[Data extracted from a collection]

※

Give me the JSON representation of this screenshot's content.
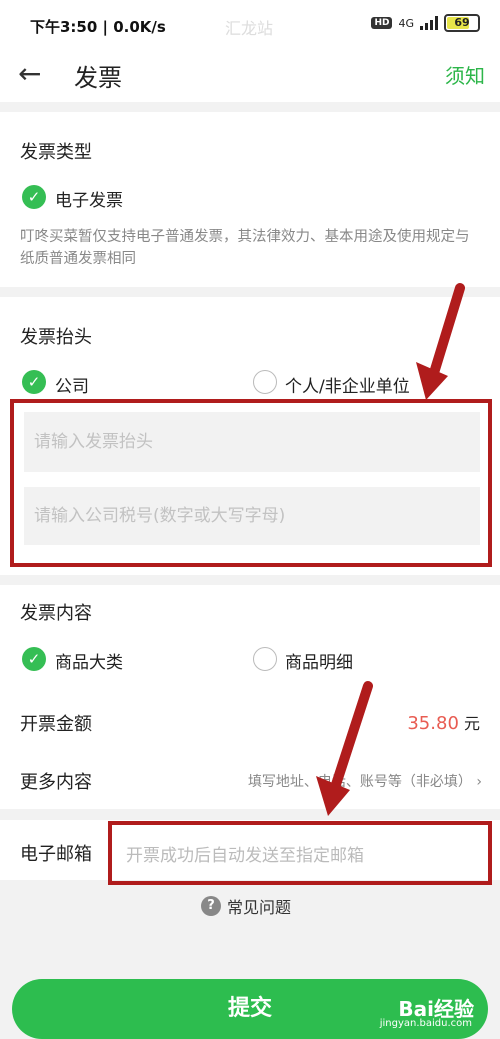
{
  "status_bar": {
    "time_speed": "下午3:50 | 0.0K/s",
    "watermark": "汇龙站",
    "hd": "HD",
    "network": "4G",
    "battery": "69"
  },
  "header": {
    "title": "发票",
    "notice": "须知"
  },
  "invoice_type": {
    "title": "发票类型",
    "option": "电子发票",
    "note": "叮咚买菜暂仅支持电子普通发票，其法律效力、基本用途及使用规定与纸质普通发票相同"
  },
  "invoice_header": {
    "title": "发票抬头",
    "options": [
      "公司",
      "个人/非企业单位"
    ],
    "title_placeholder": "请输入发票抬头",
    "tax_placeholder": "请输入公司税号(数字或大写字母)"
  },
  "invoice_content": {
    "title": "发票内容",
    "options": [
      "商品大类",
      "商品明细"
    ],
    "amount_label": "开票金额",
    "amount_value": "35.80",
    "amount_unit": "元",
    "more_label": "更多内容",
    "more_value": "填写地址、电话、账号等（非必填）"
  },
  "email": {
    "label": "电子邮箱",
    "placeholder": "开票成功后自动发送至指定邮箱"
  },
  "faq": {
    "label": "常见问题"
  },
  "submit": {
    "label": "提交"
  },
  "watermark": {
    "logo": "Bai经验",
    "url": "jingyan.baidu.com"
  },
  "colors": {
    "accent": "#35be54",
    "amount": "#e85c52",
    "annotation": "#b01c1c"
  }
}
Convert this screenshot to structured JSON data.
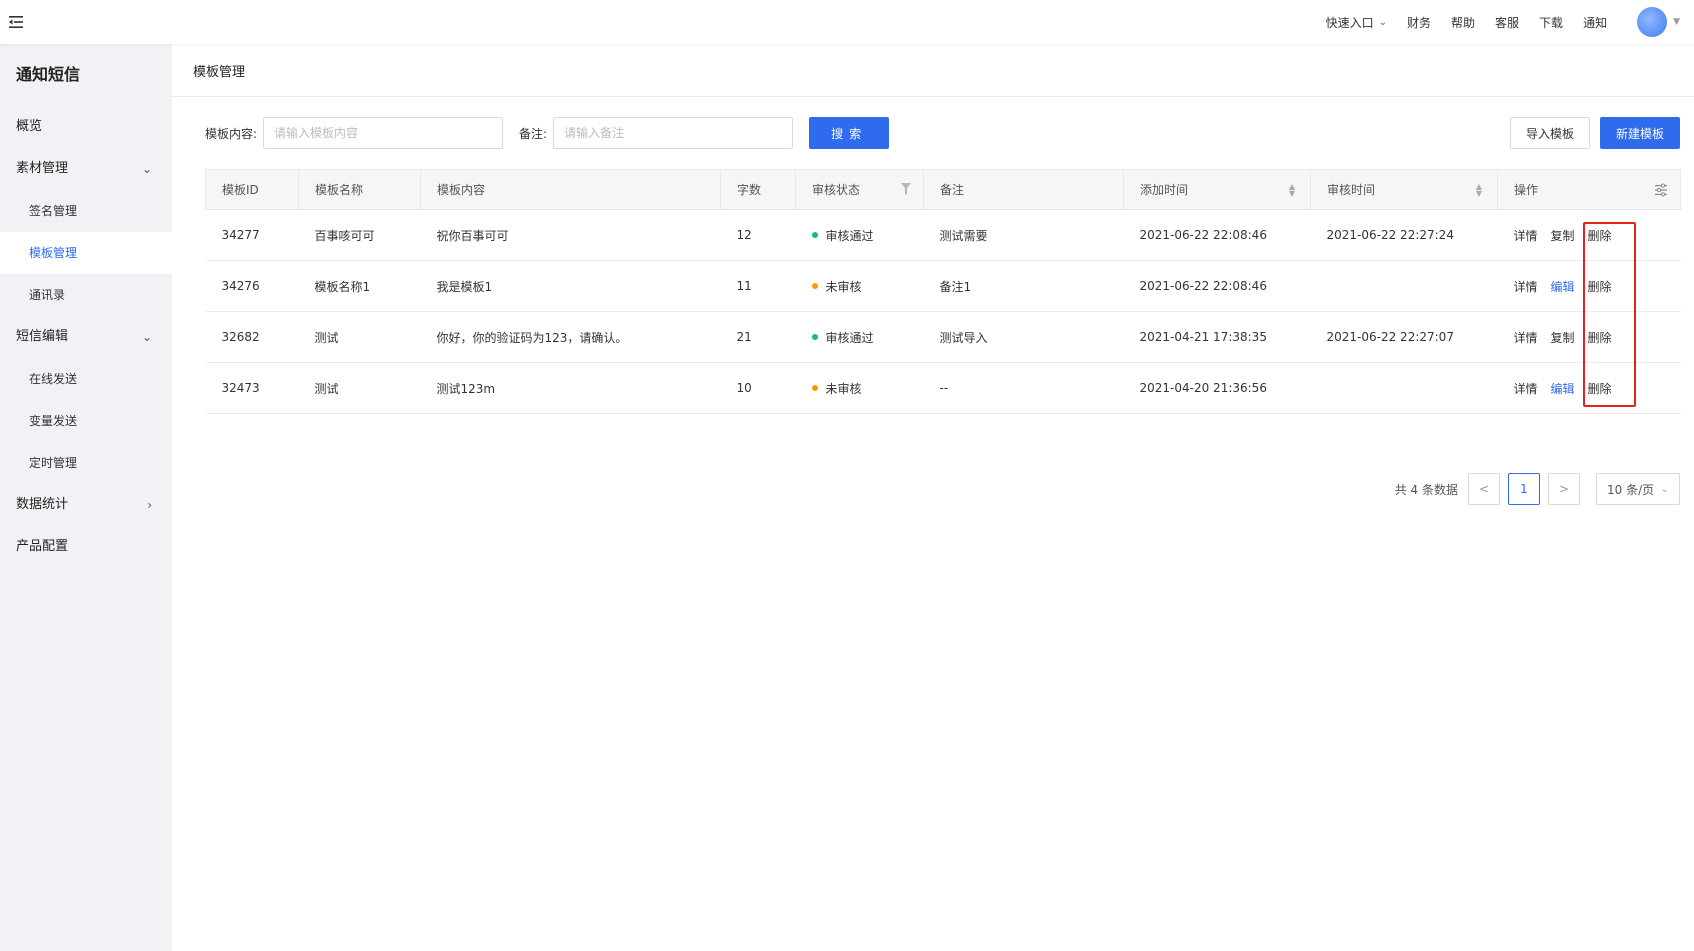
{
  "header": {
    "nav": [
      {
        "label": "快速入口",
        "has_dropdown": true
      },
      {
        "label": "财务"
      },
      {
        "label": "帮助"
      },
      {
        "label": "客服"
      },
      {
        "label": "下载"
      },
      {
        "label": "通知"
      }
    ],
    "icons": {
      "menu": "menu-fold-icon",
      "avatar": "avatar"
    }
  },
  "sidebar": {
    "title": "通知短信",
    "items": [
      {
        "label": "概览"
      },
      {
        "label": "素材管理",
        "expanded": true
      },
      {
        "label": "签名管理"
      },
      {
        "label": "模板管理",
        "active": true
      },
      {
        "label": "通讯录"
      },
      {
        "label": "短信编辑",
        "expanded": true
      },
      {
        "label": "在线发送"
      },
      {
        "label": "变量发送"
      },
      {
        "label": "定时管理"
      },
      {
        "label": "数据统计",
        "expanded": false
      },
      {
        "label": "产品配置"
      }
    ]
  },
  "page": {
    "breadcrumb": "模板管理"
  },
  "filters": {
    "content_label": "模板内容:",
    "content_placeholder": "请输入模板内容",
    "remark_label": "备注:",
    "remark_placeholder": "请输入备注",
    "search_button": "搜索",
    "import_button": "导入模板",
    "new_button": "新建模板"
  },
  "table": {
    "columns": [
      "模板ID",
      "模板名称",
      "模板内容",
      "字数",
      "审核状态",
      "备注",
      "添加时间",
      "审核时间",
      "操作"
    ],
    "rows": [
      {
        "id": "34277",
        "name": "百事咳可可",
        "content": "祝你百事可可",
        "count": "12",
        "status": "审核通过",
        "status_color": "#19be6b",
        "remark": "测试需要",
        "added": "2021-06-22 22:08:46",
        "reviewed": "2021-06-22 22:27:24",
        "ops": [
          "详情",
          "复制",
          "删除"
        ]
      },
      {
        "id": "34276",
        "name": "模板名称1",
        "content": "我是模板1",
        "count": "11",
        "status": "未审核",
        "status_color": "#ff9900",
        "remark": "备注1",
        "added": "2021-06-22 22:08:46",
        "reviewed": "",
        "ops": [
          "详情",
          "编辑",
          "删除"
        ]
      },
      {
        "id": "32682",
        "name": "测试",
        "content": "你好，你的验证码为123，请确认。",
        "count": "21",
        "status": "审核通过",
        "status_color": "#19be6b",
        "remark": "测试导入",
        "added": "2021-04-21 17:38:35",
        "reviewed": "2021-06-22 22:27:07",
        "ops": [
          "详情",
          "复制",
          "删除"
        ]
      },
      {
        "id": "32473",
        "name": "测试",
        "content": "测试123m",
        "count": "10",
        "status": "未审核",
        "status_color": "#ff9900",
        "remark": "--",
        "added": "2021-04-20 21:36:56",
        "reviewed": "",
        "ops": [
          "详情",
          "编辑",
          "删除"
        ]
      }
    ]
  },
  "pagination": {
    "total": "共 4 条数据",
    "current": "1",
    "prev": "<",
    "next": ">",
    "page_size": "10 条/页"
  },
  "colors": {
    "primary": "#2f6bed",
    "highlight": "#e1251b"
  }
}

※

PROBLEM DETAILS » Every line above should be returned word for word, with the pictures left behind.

ANSWER FOR THIS EXERCISE »
Give me the JSON representation of this screenshot's content.
{
  "status_bar": {
    "time_speed": "下午3:50 | 0.0K/s",
    "watermark": "汇龙站",
    "hd": "HD",
    "network": "4G",
    "battery": "69"
  },
  "header": {
    "title": "发票",
    "notice": "须知"
  },
  "invoice_type": {
    "title": "发票类型",
    "option": "电子发票",
    "note": "叮咚买菜暂仅支持电子普通发票，其法律效力、基本用途及使用规定与纸质普通发票相同"
  },
  "invoice_header": {
    "title": "发票抬头",
    "options": [
      "公司",
      "个人/非企业单位"
    ],
    "title_placeholder": "请输入发票抬头",
    "tax_placeholder": "请输入公司税号(数字或大写字母)"
  },
  "invoice_content": {
    "title": "发票内容",
    "options": [
      "商品大类",
      "商品明细"
    ],
    "amount_label": "开票金额",
    "amount_value": "35.80",
    "amount_unit": "元",
    "more_label": "更多内容",
    "more_value": "填写地址、电话、账号等（非必填）"
  },
  "email": {
    "label": "电子邮箱",
    "placeholder": "开票成功后自动发送至指定邮箱"
  },
  "faq": {
    "label": "常见问题"
  },
  "submit": {
    "label": "提交"
  },
  "watermark": {
    "logo": "Bai经验",
    "url": "jingyan.baidu.com"
  },
  "colors": {
    "accent": "#35be54",
    "amount": "#e85c52",
    "annotation": "#b01c1c"
  }
}
Convert this screenshot to structured JSON data.
{
  "header": {
    "nav": [
      {
        "label": "快速入口",
        "has_dropdown": true
      },
      {
        "label": "财务"
      },
      {
        "label": "帮助"
      },
      {
        "label": "客服"
      },
      {
        "label": "下载"
      },
      {
        "label": "通知"
      }
    ],
    "icons": {
      "menu": "menu-fold-icon",
      "avatar": "avatar"
    }
  },
  "sidebar": {
    "title": "通知短信",
    "items": [
      {
        "label": "概览"
      },
      {
        "label": "素材管理",
        "expanded": true
      },
      {
        "label": "签名管理"
      },
      {
        "label": "模板管理",
        "active": true
      },
      {
        "label": "通讯录"
      },
      {
        "label": "短信编辑",
        "expanded": true
      },
      {
        "label": "在线发送"
      },
      {
        "label": "变量发送"
      },
      {
        "label": "定时管理"
      },
      {
        "label": "数据统计",
        "expanded": false
      },
      {
        "label": "产品配置"
      }
    ]
  },
  "page": {
    "breadcrumb": "模板管理"
  },
  "filters": {
    "content_label": "模板内容:",
    "content_placeholder": "请输入模板内容",
    "remark_label": "备注:",
    "remark_placeholder": "请输入备注",
    "search_button": "搜索",
    "import_button": "导入模板",
    "new_button": "新建模板"
  },
  "table": {
    "columns": [
      "模板ID",
      "模板名称",
      "模板内容",
      "字数",
      "审核状态",
      "备注",
      "添加时间",
      "审核时间",
      "操作"
    ],
    "rows": [
      {
        "id": "34277",
        "name": "百事咳可可",
        "content": "祝你百事可可",
        "count": "12",
        "status": "审核通过",
        "status_color": "#19be6b",
        "remark": "测试需要",
        "added": "2021-06-22 22:08:46",
        "reviewed": "2021-06-22 22:27:24",
        "ops": [
          "详情",
          "复制",
          "删除"
        ]
      },
      {
        "id": "34276",
        "name": "模板名称1",
        "content": "我是模板1",
        "count": "11",
        "status": "未审核",
        "status_color": "#ff9900",
        "remark": "备注1",
        "added": "2021-06-22 22:08:46",
        "reviewed": "",
        "ops": [
          "详情",
          "编辑",
          "删除"
        ]
      },
      {
        "id": "32682",
        "name": "测试",
        "content": "你好，你的验证码为123，请确认。",
        "count": "21",
        "status": "审核通过",
        "status_color": "#19be6b",
        "remark": "测试导入",
        "added": "2021-04-21 17:38:35",
        "reviewed": "2021-06-22 22:27:07",
        "ops": [
          "详情",
          "复制",
          "删除"
        ]
      },
      {
        "id": "32473",
        "name": "测试",
        "content": "测试123m",
        "count": "10",
        "status": "未审核",
        "status_color": "#ff9900",
        "remark": "--",
        "added": "2021-04-20 21:36:56",
        "reviewed": "",
        "ops": [
          "详情",
          "编辑",
          "删除"
        ]
      }
    ]
  },
  "pagination": {
    "total": "共 4 条数据",
    "current": "1",
    "prev": "<",
    "next": ">",
    "page_size": "10 条/页"
  },
  "colors": {
    "primary": "#2f6bed",
    "highlight": "#e1251b"
  }
}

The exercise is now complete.